> [INPUT RECORDS]:
*** Block opens ***

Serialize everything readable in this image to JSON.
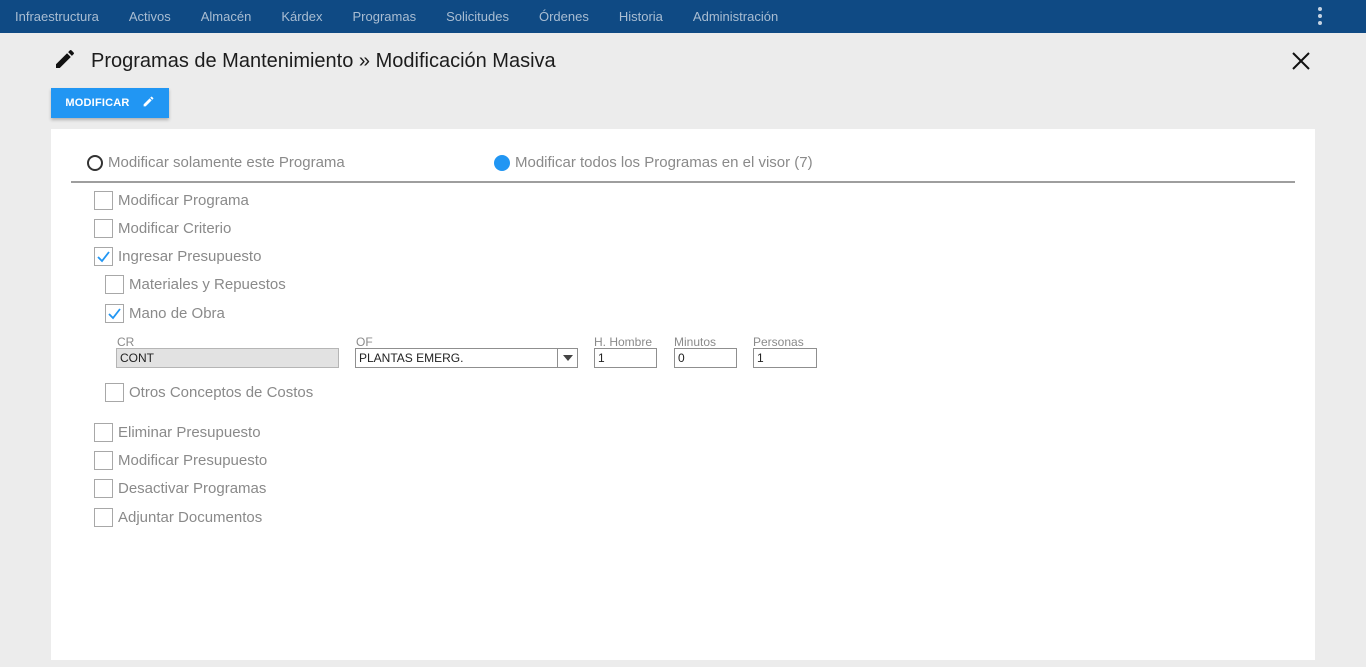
{
  "nav": {
    "items": [
      "Infraestructura",
      "Activos",
      "Almacén",
      "Kárdex",
      "Programas",
      "Solicitudes",
      "Órdenes",
      "Historia",
      "Administración"
    ]
  },
  "header": {
    "title": "Programas de Mantenimiento » Modificación Masiva"
  },
  "toolbar": {
    "modify_label": "MODIFICAR"
  },
  "scope": {
    "option_single": "Modificar solamente este Programa",
    "option_all": "Modificar todos los Programas en el visor (7)",
    "selected": "all"
  },
  "options": {
    "modificar_programa": "Modificar Programa",
    "modificar_criterio": "Modificar Criterio",
    "ingresar_presupuesto": "Ingresar Presupuesto",
    "materiales": "Materiales y Repuestos",
    "mano_obra": "Mano de Obra",
    "otros_conceptos": "Otros Conceptos de Costos",
    "eliminar_presupuesto": "Eliminar Presupuesto",
    "modificar_presupuesto": "Modificar Presupuesto",
    "desactivar_programas": "Desactivar Programas",
    "adjuntar_documentos": "Adjuntar Documentos"
  },
  "labor": {
    "cr_label": "CR",
    "cr_value": "CONT",
    "of_label": "OF",
    "of_value": "PLANTAS EMERG.",
    "hh_label": "H. Hombre",
    "hh_value": "1",
    "min_label": "Minutos",
    "min_value": "0",
    "pers_label": "Personas",
    "pers_value": "1"
  },
  "colors": {
    "nav_bg": "#0f4a84",
    "accent": "#2196f3"
  }
}
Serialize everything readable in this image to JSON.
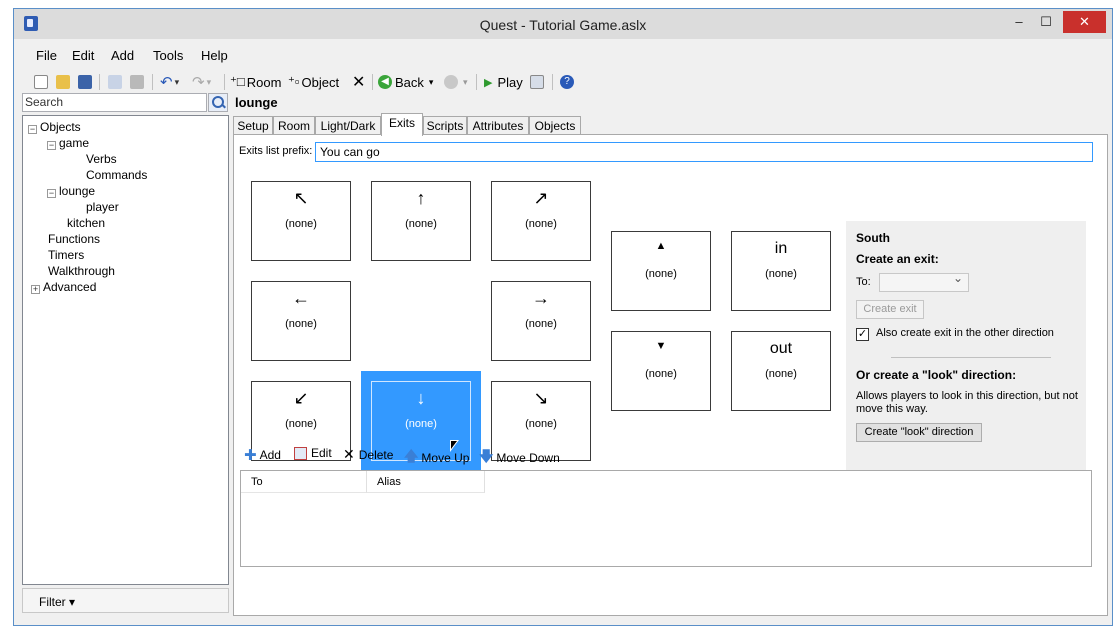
{
  "window": {
    "title": "Quest - Tutorial Game.aslx"
  },
  "window_controls": {
    "minimize": "–",
    "maximize": "☐",
    "close": "✕"
  },
  "menu": [
    "File",
    "Edit",
    "Add",
    "Tools",
    "Help"
  ],
  "toolbar": {
    "room_label": "Room",
    "object_label": "Object",
    "back_label": "Back",
    "play_label": "Play"
  },
  "sidebar": {
    "search_placeholder": "Search",
    "tree": [
      {
        "label": "Objects"
      },
      {
        "label": "game"
      },
      {
        "label": "Verbs"
      },
      {
        "label": "Commands"
      },
      {
        "label": "lounge"
      },
      {
        "label": "player"
      },
      {
        "label": "kitchen"
      },
      {
        "label": "Functions"
      },
      {
        "label": "Timers"
      },
      {
        "label": "Walkthrough"
      },
      {
        "label": "Advanced"
      }
    ],
    "filter_label": "Filter ▾"
  },
  "editor": {
    "room_name": "lounge",
    "tabs": [
      "Setup",
      "Room",
      "Light/Dark",
      "Exits",
      "Scripts",
      "Attributes",
      "Objects"
    ],
    "active_tab": "Exits",
    "exits_prefix_label": "Exits list prefix:",
    "exits_prefix_value": "You can go",
    "directions": {
      "northwest": {
        "arrow": "↖",
        "value": "(none)"
      },
      "north": {
        "arrow": "↑",
        "value": "(none)"
      },
      "northeast": {
        "arrow": "↗",
        "value": "(none)"
      },
      "west": {
        "arrow": "←",
        "value": "(none)"
      },
      "east": {
        "arrow": "→",
        "value": "(none)"
      },
      "southwest": {
        "arrow": "↙",
        "value": "(none)"
      },
      "south": {
        "arrow": "↓",
        "value": "(none)"
      },
      "southeast": {
        "arrow": "↘",
        "value": "(none)"
      },
      "up": {
        "arrow": "▲",
        "value": "(none)"
      },
      "down": {
        "arrow": "▼",
        "value": "(none)"
      },
      "in": {
        "word": "in",
        "value": "(none)"
      },
      "out": {
        "word": "out",
        "value": "(none)"
      }
    },
    "selected_direction": "south",
    "side_panel": {
      "heading": "South",
      "create_exit_heading": "Create an exit:",
      "to_label": "To:",
      "to_value": "",
      "create_exit_button": "Create exit",
      "also_create_label": "Also create exit in the other direction",
      "also_create_checked": true,
      "look_heading": "Or create a \"look\" direction:",
      "look_desc_line1": "Allows players to look in this direction, but not",
      "look_desc_line2": "move this way.",
      "look_button": "Create \"look\" direction"
    },
    "exits_toolbar": {
      "add": "Add",
      "edit": "Edit",
      "delete": "Delete",
      "move_up": "Move Up",
      "move_down": "Move Down"
    },
    "exits_table": {
      "columns": [
        "To",
        "Alias"
      ],
      "rows": []
    }
  }
}
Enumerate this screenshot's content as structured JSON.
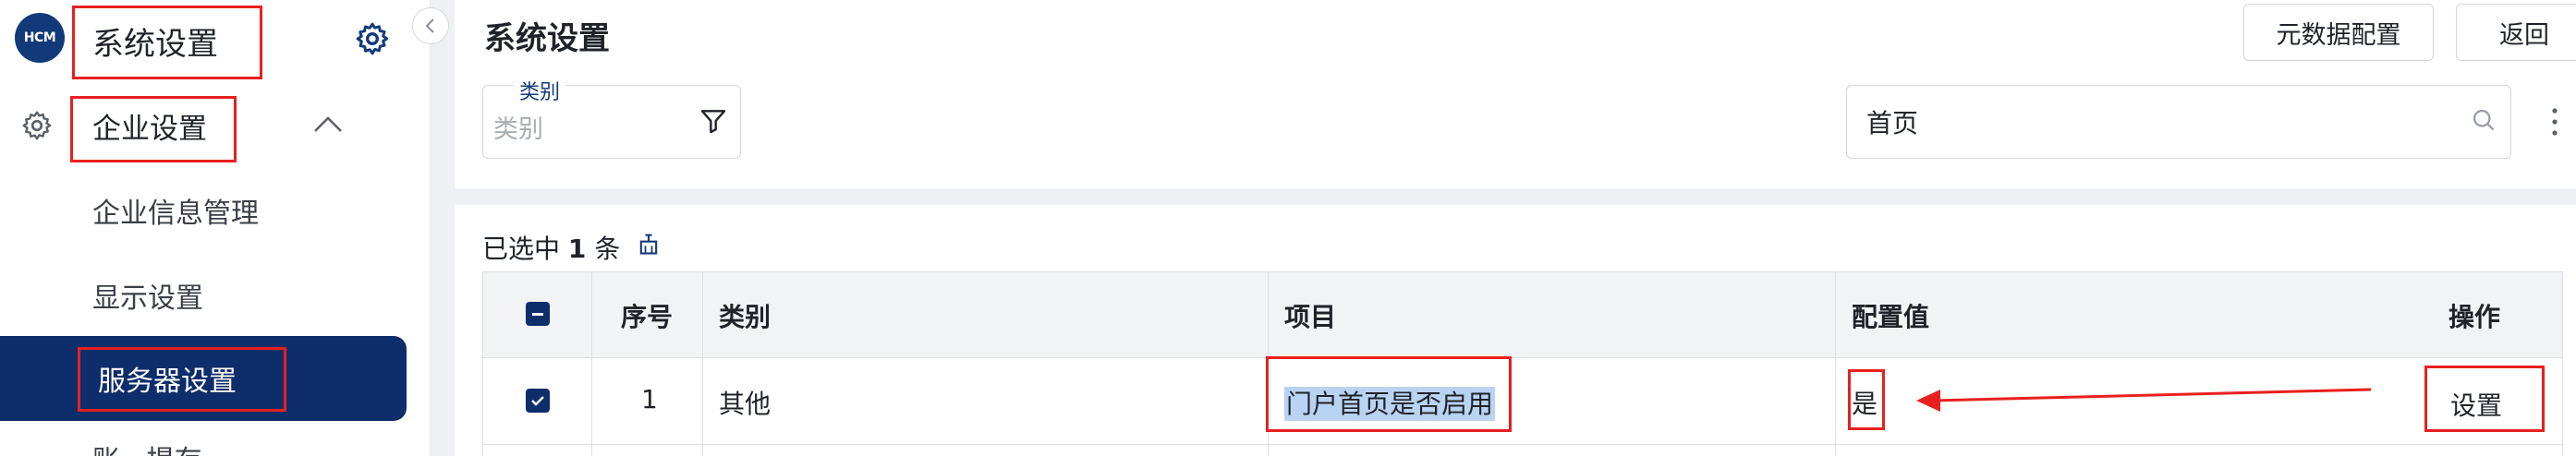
{
  "sidebar": {
    "logo_text": "HCM",
    "app_title": "系统设置",
    "group_label": "企业设置",
    "items": [
      {
        "label": "企业信息管理"
      },
      {
        "label": "显示设置"
      },
      {
        "label": "服务器设置"
      },
      {
        "label": "账...提存..."
      }
    ]
  },
  "header": {
    "title": "系统设置",
    "metadata_button": "元数据配置",
    "back_button": "返回"
  },
  "filters": {
    "category_legend": "类别",
    "category_placeholder": "类别",
    "search_value": "首页"
  },
  "table": {
    "selected_prefix": "已选中",
    "selected_count": "1",
    "selected_suffix": "条",
    "columns": [
      "序号",
      "类别",
      "项目",
      "配置值",
      "操作"
    ],
    "rows": [
      {
        "index": "1",
        "category": "其他",
        "item": "门户首页是否启用",
        "value": "是",
        "action": "设置"
      }
    ]
  },
  "colors": {
    "accent": "#0e2d6b",
    "annotation_red": "#e8201f",
    "highlight": "#b9d3f2"
  }
}
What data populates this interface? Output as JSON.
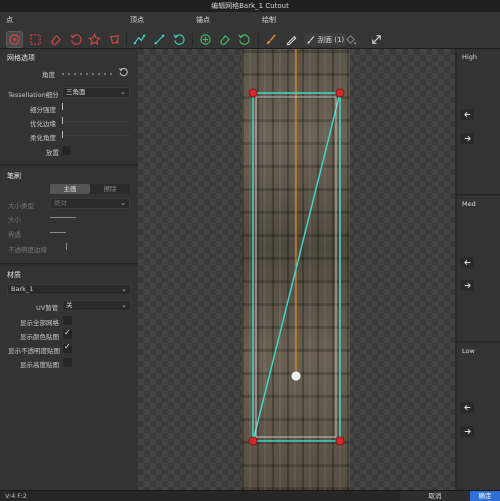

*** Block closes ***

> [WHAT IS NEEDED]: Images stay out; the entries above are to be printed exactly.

> [EXERCISE ANSWER]:
Serialize everything readable in this image to JSON.
{
  "nav": {
    "items": [
      "Infraestructura",
      "Activos",
      "Almacén",
      "Kárdex",
      "Programas",
      "Solicitudes",
      "Órdenes",
      "Historia",
      "Administración"
    ]
  },
  "header": {
    "title": "Programas de Mantenimiento » Modificación Masiva"
  },
  "toolbar": {
    "modify_label": "MODIFICAR"
  },
  "scope": {
    "option_single": "Modificar solamente este Programa",
    "option_all": "Modificar todos los Programas en el visor (7)",
    "selected": "all"
  },
  "options": {
    "modificar_programa": "Modificar Programa",
    "modificar_criterio": "Modificar Criterio",
    "ingresar_presupuesto": "Ingresar Presupuesto",
    "materiales": "Materiales y Repuestos",
    "mano_obra": "Mano de Obra",
    "otros_conceptos": "Otros Conceptos de Costos",
    "eliminar_presupuesto": "Eliminar Presupuesto",
    "modificar_presupuesto": "Modificar Presupuesto",
    "desactivar_programas": "Desactivar Programas",
    "adjuntar_documentos": "Adjuntar Documentos"
  },
  "labor": {
    "cr_label": "CR",
    "cr_value": "CONT",
    "of_label": "OF",
    "of_value": "PLANTAS EMERG.",
    "hh_label": "H. Hombre",
    "hh_value": "1",
    "min_label": "Minutos",
    "min_value": "0",
    "pers_label": "Personas",
    "pers_value": "1"
  },
  "colors": {
    "nav_bg": "#0f4a84",
    "accent": "#2196f3"
  }
}
Serialize everything readable in this image to JSON.
{
  "window": {
    "title": "Quest - Tutorial Game.aslx"
  },
  "window_controls": {
    "minimize": "–",
    "maximize": "☐",
    "close": "✕"
  },
  "menu": [
    "File",
    "Edit",
    "Add",
    "Tools",
    "Help"
  ],
  "toolbar": {
    "room_label": "Room",
    "object_label": "Object",
    "back_label": "Back",
    "play_label": "Play"
  },
  "sidebar": {
    "search_placeholder": "Search",
    "tree": [
      {
        "label": "Objects"
      },
      {
        "label": "game"
      },
      {
        "label": "Verbs"
      },
      {
        "label": "Commands"
      },
      {
        "label": "lounge"
      },
      {
        "label": "player"
      },
      {
        "label": "kitchen"
      },
      {
        "label": "Functions"
      },
      {
        "label": "Timers"
      },
      {
        "label": "Walkthrough"
      },
      {
        "label": "Advanced"
      }
    ],
    "filter_label": "Filter ▾"
  },
  "editor": {
    "room_name": "lounge",
    "tabs": [
      "Setup",
      "Room",
      "Light/Dark",
      "Exits",
      "Scripts",
      "Attributes",
      "Objects"
    ],
    "active_tab": "Exits",
    "exits_prefix_label": "Exits list prefix:",
    "exits_prefix_value": "You can go",
    "directions": {
      "northwest": {
        "arrow": "↖",
        "value": "(none)"
      },
      "north": {
        "arrow": "↑",
        "value": "(none)"
      },
      "northeast": {
        "arrow": "↗",
        "value": "(none)"
      },
      "west": {
        "arrow": "←",
        "value": "(none)"
      },
      "east": {
        "arrow": "→",
        "value": "(none)"
      },
      "southwest": {
        "arrow": "↙",
        "value": "(none)"
      },
      "south": {
        "arrow": "↓",
        "value": "(none)"
      },
      "southeast": {
        "arrow": "↘",
        "value": "(none)"
      },
      "up": {
        "arrow": "▲",
        "value": "(none)"
      },
      "down": {
        "arrow": "▼",
        "value": "(none)"
      },
      "in": {
        "word": "in",
        "value": "(none)"
      },
      "out": {
        "word": "out",
        "value": "(none)"
      }
    },
    "selected_direction": "south",
    "side_panel": {
      "heading": "South",
      "create_exit_heading": "Create an exit:",
      "to_label": "To:",
      "to_value": "",
      "create_exit_button": "Create exit",
      "also_create_label": "Also create exit in the other direction",
      "also_create_checked": true,
      "look_heading": "Or create a \"look\" direction:",
      "look_desc_line1": "Allows players to look in this direction, but not",
      "look_desc_line2": "move this way.",
      "look_button": "Create \"look\" direction"
    },
    "exits_toolbar": {
      "add": "Add",
      "edit": "Edit",
      "delete": "Delete",
      "move_up": "Move Up",
      "move_down": "Move Down"
    },
    "exits_table": {
      "columns": [
        "To",
        "Alias"
      ],
      "rows": []
    }
  }
}
Enumerate this screenshot's content as structured JSON.
{
  "sidebar": {
    "logo_text": "HCM",
    "app_title": "系统设置",
    "group_label": "企业设置",
    "items": [
      {
        "label": "企业信息管理"
      },
      {
        "label": "显示设置"
      },
      {
        "label": "服务器设置"
      },
      {
        "label": "账...提存..."
      }
    ]
  },
  "header": {
    "title": "系统设置",
    "metadata_button": "元数据配置",
    "back_button": "返回"
  },
  "filters": {
    "category_legend": "类别",
    "category_placeholder": "类别",
    "search_value": "首页"
  },
  "table": {
    "selected_prefix": "已选中",
    "selected_count": "1",
    "selected_suffix": "条",
    "columns": [
      "序号",
      "类别",
      "项目",
      "配置值",
      "操作"
    ],
    "rows": [
      {
        "index": "1",
        "category": "其他",
        "item": "门户首页是否启用",
        "value": "是",
        "action": "设置"
      }
    ]
  },
  "colors": {
    "accent": "#0e2d6b",
    "annotation_red": "#e8201f",
    "highlight": "#b9d3f2"
  }
}
What data populates this interface? Output as JSON.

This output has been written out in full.